One more way to kick off the new year in a fun, healthy way: Join the iVillage NeverSayDiet New Year's Community Challenge. It started Jan. 5 but it's not too late to join in on this six-week online plan to get your mind...and bod...in the best shape possible. Sign up and you'll get:
-Daily tips and assignments on healthy eating and exercise
-Weight-loss advice from your Challenge coaches, including renowned fitness trainer Kathy Smith and nutritionist Madelyn Fernstrom,
-A team of support from others in the same boat as you
-A chance to form a brand spanking new relationship with your body
As a sneak peak, here's was my own personal first Challenge assignment (I'm the Body Image Coach):
During Week 1, the name of the game is "Ditch the Diet Mentality." My assignment?
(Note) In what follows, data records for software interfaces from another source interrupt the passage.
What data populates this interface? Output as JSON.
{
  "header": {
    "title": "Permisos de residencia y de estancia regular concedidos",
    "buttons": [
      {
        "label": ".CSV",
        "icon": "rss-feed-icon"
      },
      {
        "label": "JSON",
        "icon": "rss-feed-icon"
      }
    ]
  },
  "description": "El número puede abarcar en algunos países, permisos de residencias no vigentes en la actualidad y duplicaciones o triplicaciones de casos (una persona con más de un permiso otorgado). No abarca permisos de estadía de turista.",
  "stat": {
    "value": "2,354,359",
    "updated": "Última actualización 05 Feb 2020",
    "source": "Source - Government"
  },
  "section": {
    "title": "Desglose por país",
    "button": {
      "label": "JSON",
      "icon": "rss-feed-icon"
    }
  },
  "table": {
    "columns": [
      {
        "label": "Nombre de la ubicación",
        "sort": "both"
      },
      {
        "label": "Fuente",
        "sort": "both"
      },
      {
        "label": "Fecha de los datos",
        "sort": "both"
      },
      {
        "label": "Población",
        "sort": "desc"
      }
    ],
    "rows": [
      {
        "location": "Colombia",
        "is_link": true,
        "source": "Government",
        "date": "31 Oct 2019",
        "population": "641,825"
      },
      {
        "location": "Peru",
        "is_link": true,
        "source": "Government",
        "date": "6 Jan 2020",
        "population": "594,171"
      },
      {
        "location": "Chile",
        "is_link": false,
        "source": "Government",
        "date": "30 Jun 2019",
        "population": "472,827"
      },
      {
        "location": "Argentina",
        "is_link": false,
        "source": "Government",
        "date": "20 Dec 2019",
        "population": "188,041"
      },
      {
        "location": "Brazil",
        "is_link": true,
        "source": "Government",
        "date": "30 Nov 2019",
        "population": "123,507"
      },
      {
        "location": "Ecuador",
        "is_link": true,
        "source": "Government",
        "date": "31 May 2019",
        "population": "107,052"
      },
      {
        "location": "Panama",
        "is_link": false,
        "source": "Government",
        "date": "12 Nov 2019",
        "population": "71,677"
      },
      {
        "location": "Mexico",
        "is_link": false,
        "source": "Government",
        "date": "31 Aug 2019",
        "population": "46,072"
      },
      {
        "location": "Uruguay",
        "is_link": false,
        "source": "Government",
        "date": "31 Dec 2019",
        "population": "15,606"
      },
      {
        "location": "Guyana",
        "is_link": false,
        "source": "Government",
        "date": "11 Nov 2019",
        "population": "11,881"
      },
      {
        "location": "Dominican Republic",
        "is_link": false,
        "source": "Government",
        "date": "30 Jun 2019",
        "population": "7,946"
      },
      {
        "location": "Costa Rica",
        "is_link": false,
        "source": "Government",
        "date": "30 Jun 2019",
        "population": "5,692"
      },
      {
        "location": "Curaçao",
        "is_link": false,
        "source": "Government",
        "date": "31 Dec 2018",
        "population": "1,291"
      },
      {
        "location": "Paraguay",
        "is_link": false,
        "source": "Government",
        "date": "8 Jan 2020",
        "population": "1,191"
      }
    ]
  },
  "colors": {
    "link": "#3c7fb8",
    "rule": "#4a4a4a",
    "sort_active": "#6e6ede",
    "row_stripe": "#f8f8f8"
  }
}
Stop looking in the mirror. Seriously, just try it! Staring at yourself and obsessing over your butt is horrible for your body image....Body checking is essentially the over-evaluation of one's shape and weight via any number of methods...let's see if any of these ring a bell for you:
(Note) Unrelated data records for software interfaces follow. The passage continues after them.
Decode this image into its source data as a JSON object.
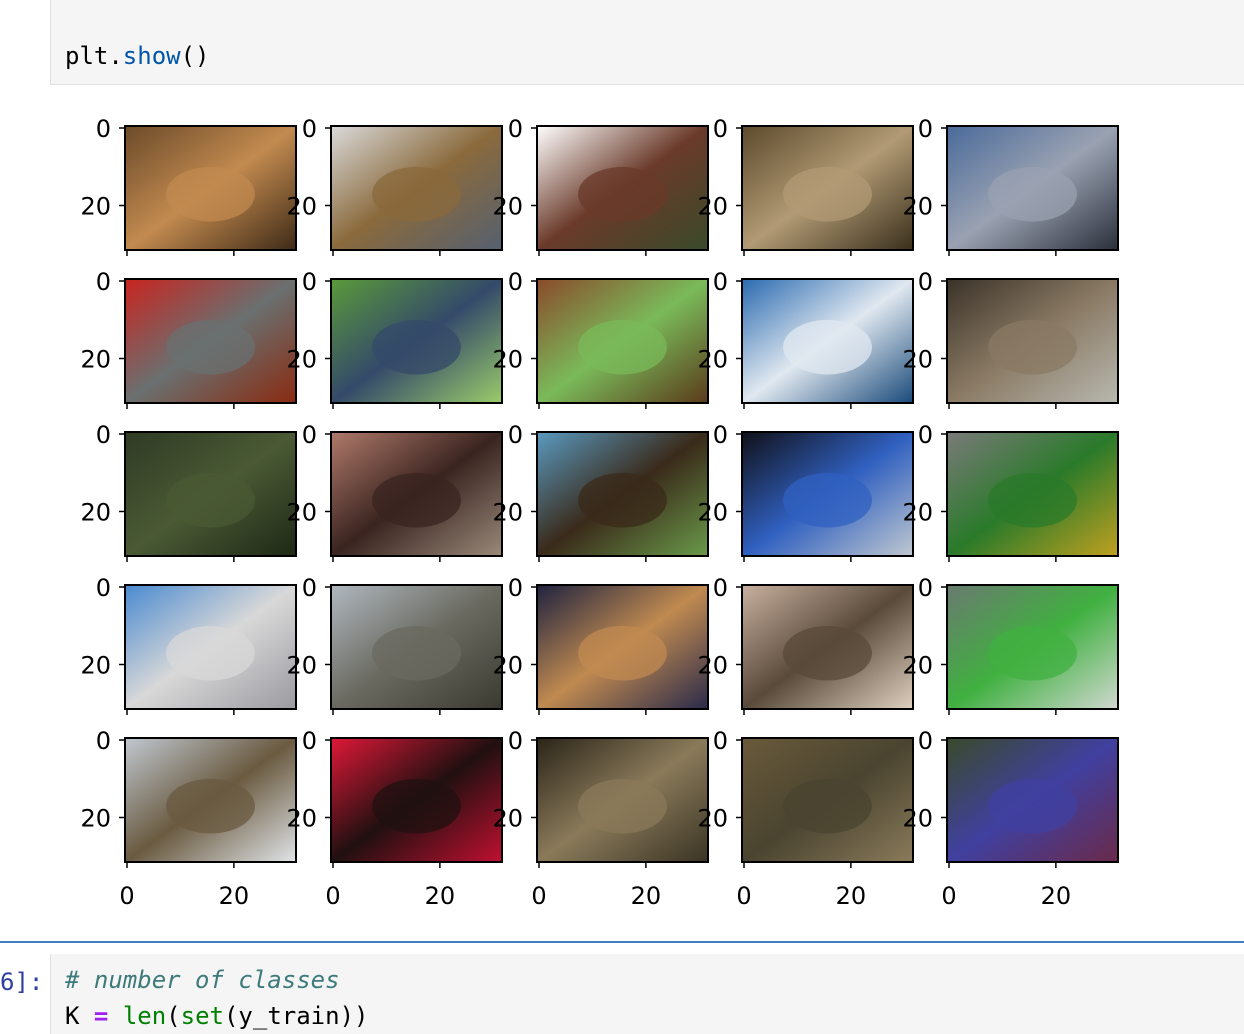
{
  "top_cell": {
    "code_obj": "plt.",
    "code_fn": "show",
    "code_rest": "()"
  },
  "figure": {
    "ytick_0": "0",
    "ytick_20": "20",
    "xtick_0": "0",
    "xtick_20": "20",
    "images": [
      {
        "name": "frog-image",
        "c1": "#6b4a2a",
        "c2": "#c28a4f",
        "c3": "#3e2a17"
      },
      {
        "name": "truck-image",
        "c1": "#dadada",
        "c2": "#8a6a3c",
        "c3": "#556070"
      },
      {
        "name": "truck-image",
        "c1": "#ffffff",
        "c2": "#6a3a2a",
        "c3": "#3a4a2a"
      },
      {
        "name": "deer-image",
        "c1": "#5c4a2c",
        "c2": "#b19a74",
        "c3": "#3a2f1c"
      },
      {
        "name": "automobile-image",
        "c1": "#4a6a9a",
        "c2": "#9aa2b2",
        "c3": "#2a2f3a"
      },
      {
        "name": "automobile-image",
        "c1": "#c9241f",
        "c2": "#6a7070",
        "c3": "#8a2a10"
      },
      {
        "name": "bird-image",
        "c1": "#5a9a3a",
        "c2": "#344a6a",
        "c3": "#9acb6a"
      },
      {
        "name": "horse-image",
        "c1": "#8a4a2a",
        "c2": "#7aba5a",
        "c3": "#5a3a1a"
      },
      {
        "name": "ship-image",
        "c1": "#2a6ab0",
        "c2": "#e0e8f0",
        "c3": "#1a4a7a"
      },
      {
        "name": "cat-image",
        "c1": "#3a3228",
        "c2": "#8a7a64",
        "c3": "#b8b8b0"
      },
      {
        "name": "deer-image",
        "c1": "#2f3a24",
        "c2": "#4a5a34",
        "c3": "#1e2816"
      },
      {
        "name": "horse-image",
        "c1": "#b07a6a",
        "c2": "#3a2420",
        "c3": "#9a8a7a"
      },
      {
        "name": "horse-image",
        "c1": "#5a9ac0",
        "c2": "#3a2a1a",
        "c3": "#6a9a4a"
      },
      {
        "name": "bird-image",
        "c1": "#101018",
        "c2": "#3060c0",
        "c3": "#c0c8d0"
      },
      {
        "name": "truck-image",
        "c1": "#7a7a7a",
        "c2": "#2a7a2a",
        "c3": "#c0a020"
      },
      {
        "name": "truck-image",
        "c1": "#4a8ad0",
        "c2": "#d8d8d8",
        "c3": "#9a9aa0"
      },
      {
        "name": "truck-image",
        "c1": "#b0b8c0",
        "c2": "#6a6a60",
        "c3": "#3a3a30"
      },
      {
        "name": "cat-image",
        "c1": "#1e2240",
        "c2": "#c08a50",
        "c3": "#2a2a4a"
      },
      {
        "name": "bird-image",
        "c1": "#c8b0a0",
        "c2": "#5a4a3a",
        "c3": "#e0d0c0"
      },
      {
        "name": "frog-image",
        "c1": "#6a7a70",
        "c2": "#40b040",
        "c3": "#d0d8d0"
      },
      {
        "name": "deer-image",
        "c1": "#c0c8d0",
        "c2": "#6a5a40",
        "c3": "#e0e4e8"
      },
      {
        "name": "frog-image",
        "c1": "#e01838",
        "c2": "#201010",
        "c3": "#c01030"
      },
      {
        "name": "frog-image",
        "c1": "#2a2418",
        "c2": "#8a7a5a",
        "c3": "#3a3424"
      },
      {
        "name": "frog-image",
        "c1": "#6a5a3a",
        "c2": "#4a4430",
        "c3": "#8a7a5a"
      },
      {
        "name": "bird-image",
        "c1": "#3a4a2a",
        "c2": "#4040a0",
        "c3": "#6a2a4a"
      }
    ]
  },
  "bottom_cell": {
    "prompt": "6]:",
    "comment": "# number of classes",
    "line2_var": "K ",
    "line2_op": "=",
    "line2_sp": " ",
    "line2_fn1": "len",
    "line2_p1": "(",
    "line2_fn2": "set",
    "line2_rest": "(y_train))"
  }
}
-Looking at yourself in the mirror (to obsess over a body part - not simple grooming)
-Hopping on the scale numerous times a day to track your weight
-Trying on a pair of jeans or other item of clothing to see if you "still fit" into it
-Pinching fat on your body
-Trying to fit your hands around your waist
-Worrying that your thighs are jiggling when you run
-Comparing yourself with other women, whether celebrities or the woman standing in front on you at the GAP.
I'm not telling you to leave the house without checking for spinach in your teeth, but every time you get the urge to check yourself out in a window or the office mirror, say "STOP!" (mentally or out loud even) and move on. Notice how freeing it feels. I have done this myself - I used to spend endless hours of my week craning my neck over my shoulder to catch my rear view in the mirror. It always looked the same, and I always thought it looked big. But I wasn't thinking clearly and the result was, it made me feel like crap. So one day, I stopped. When I got the urge, I told myself, "Do. Not. Turn. Around. You. Are. Being. Crazy." And after a while, it started to work! NOT looking in the mirror became more of an ingrained habit and I found myself just feeling happier. Of course, I still check myself out. In fact, just the other day my husband "caught" me standing on the toilet to get a full view of myself in a dress and boots. Totally busted. But you can't walk around just not knowing how you look! It's about finding a balance...and sometimes that means starting off at one end of the spectrum (hence this week's No Looking challenge) and working your way towards the happy middle area.
Now go sign up! And have a blast ushering in 2009!